Work instruction: Return the complete listing without omission.
****
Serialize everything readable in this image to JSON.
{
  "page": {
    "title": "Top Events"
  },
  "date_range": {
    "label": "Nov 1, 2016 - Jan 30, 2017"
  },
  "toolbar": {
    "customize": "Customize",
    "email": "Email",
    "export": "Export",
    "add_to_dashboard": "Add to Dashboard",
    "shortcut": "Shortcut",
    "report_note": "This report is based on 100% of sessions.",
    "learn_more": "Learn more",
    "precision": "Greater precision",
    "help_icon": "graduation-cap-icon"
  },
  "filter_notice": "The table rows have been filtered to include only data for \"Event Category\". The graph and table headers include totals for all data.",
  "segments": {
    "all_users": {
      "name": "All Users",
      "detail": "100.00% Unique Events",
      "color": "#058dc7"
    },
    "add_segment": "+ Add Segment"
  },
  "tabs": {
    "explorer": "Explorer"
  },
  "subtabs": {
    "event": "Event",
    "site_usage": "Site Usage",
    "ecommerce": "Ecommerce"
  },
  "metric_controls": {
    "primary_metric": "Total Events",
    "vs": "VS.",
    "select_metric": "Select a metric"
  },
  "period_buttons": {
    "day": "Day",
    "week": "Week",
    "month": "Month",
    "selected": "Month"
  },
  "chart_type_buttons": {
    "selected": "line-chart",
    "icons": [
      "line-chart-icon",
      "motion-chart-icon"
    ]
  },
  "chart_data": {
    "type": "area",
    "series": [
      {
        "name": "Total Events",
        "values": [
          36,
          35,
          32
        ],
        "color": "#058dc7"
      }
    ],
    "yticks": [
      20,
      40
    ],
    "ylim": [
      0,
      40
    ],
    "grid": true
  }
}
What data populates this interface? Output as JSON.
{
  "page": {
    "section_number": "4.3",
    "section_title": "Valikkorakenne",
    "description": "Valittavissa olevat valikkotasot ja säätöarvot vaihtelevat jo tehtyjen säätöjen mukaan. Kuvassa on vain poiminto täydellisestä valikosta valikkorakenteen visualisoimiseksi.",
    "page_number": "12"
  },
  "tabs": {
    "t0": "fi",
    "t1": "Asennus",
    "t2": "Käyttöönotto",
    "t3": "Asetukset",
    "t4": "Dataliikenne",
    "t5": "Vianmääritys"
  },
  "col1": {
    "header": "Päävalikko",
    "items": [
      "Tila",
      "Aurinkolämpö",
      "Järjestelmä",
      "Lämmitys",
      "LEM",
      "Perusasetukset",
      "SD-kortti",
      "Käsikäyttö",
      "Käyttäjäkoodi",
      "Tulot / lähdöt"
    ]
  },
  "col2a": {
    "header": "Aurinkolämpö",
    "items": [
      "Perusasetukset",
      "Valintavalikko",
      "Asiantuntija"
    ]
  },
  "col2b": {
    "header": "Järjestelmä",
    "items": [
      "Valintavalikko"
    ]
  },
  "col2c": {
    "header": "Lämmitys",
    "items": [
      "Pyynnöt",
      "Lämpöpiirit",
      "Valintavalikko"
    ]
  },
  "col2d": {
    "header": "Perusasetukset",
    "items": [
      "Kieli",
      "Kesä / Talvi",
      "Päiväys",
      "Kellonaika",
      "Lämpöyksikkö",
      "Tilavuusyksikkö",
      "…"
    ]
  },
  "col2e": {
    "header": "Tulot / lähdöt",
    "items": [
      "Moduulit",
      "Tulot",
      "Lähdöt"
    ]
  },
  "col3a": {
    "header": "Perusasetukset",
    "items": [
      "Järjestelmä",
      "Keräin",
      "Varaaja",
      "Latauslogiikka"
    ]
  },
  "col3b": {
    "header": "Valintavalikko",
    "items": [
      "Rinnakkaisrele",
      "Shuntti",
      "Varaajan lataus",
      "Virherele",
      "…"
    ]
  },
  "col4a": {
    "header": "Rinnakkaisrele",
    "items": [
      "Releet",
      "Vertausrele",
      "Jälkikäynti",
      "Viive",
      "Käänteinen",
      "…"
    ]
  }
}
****
Solution to the exercise:
Serialize everything readable in this image to JSON.
{
  "page": {
    "title": "Top Events"
  },
  "date_range": {
    "label": "Nov 1, 2016 - Jan 30, 2017"
  },
  "toolbar": {
    "customize": "Customize",
    "email": "Email",
    "export": "Export",
    "add_to_dashboard": "Add to Dashboard",
    "shortcut": "Shortcut",
    "report_note": "This report is based on 100% of sessions.",
    "learn_more": "Learn more",
    "precision": "Greater precision",
    "help_icon": "graduation-cap-icon"
  },
  "filter_notice": "The table rows have been filtered to include only data for \"Event Category\". The graph and table headers include totals for all data.",
  "segments": {
    "all_users": {
      "name": "All Users",
      "detail": "100.00% Unique Events",
      "color": "#058dc7"
    },
    "add_segment": "+ Add Segment"
  },
  "tabs": {
    "explorer": "Explorer"
  },
  "subtabs": {
    "event": "Event",
    "site_usage": "Site Usage",
    "ecommerce": "Ecommerce"
  },
  "metric_controls": {
    "primary_metric": "Total Events",
    "vs": "VS.",
    "select_metric": "Select a metric"
  },
  "period_buttons": {
    "day": "Day",
    "week": "Week",
    "month": "Month",
    "selected": "Month"
  },
  "chart_type_buttons": {
    "selected": "line-chart",
    "icons": [
      "line-chart-icon",
      "motion-chart-icon"
    ]
  },
  "chart_data": {
    "type": "area",
    "series": [
      {
        "name": "Total Events",
        "values": [
          36,
          35,
          32
        ],
        "color": "#058dc7"
      }
    ],
    "yticks": [
      20,
      40
    ],
    "ylim": [
      0,
      40
    ],
    "grid": true
  }
}
What data populates this interface? Output as JSON.
{
  "page": {
    "section_number": "4.3",
    "section_title": "Valikkorakenne",
    "description": "Valittavissa olevat valikkotasot ja säätöarvot vaihtelevat jo tehtyjen säätöjen mukaan. Kuvassa on vain poiminto täydellisestä valikosta valikkorakenteen visualisoimiseksi.",
    "page_number": "12"
  },
  "tabs": {
    "t0": "fi",
    "t1": "Asennus",
    "t2": "Käyttöönotto",
    "t3": "Asetukset",
    "t4": "Dataliikenne",
    "t5": "Vianmääritys"
  },
  "col1": {
    "header": "Päävalikko",
    "items": [
      "Tila",
      "Aurinkolämpö",
      "Järjestelmä",
      "Lämmitys",
      "LEM",
      "Perusasetukset",
      "SD-kortti",
      "Käsikäyttö",
      "Käyttäjäkoodi",
      "Tulot / lähdöt"
    ]
  },
  "col2a": {
    "header": "Aurinkolämpö",
    "items": [
      "Perusasetukset",
      "Valintavalikko",
      "Asiantuntija"
    ]
  },
  "col2b": {
    "header": "Järjestelmä",
    "items": [
      "Valintavalikko"
    ]
  },
  "col2c": {
    "header": "Lämmitys",
    "items": [
      "Pyynnöt",
      "Lämpöpiirit",
      "Valintavalikko"
    ]
  },
  "col2d": {
    "header": "Perusasetukset",
    "items": [
      "Kieli",
      "Kesä / Talvi",
      "Päiväys",
      "Kellonaika",
      "Lämpöyksikkö",
      "Tilavuusyksikkö",
      "…"
    ]
  },
  "col2e": {
    "header": "Tulot / lähdöt",
    "items": [
      "Moduulit",
      "Tulot",
      "Lähdöt"
    ]
  },
  "col3a": {
    "header": "Perusasetukset",
    "items": [
      "Järjestelmä",
      "Keräin",
      "Varaaja",
      "Latauslogiikka"
    ]
  },
  "col3b": {
    "header": "Valintavalikko",
    "items": [
      "Rinnakkaisrele",
      "Shuntti",
      "Varaajan lataus",
      "Virherele",
      "…"
    ]
  },
  "col4a": {
    "header": "Rinnakkaisrele",
    "items": [
      "Releet",
      "Vertausrele",
      "Jälkikäynti",
      "Viive",
      "Käänteinen",
      "…"
    ]
  }
}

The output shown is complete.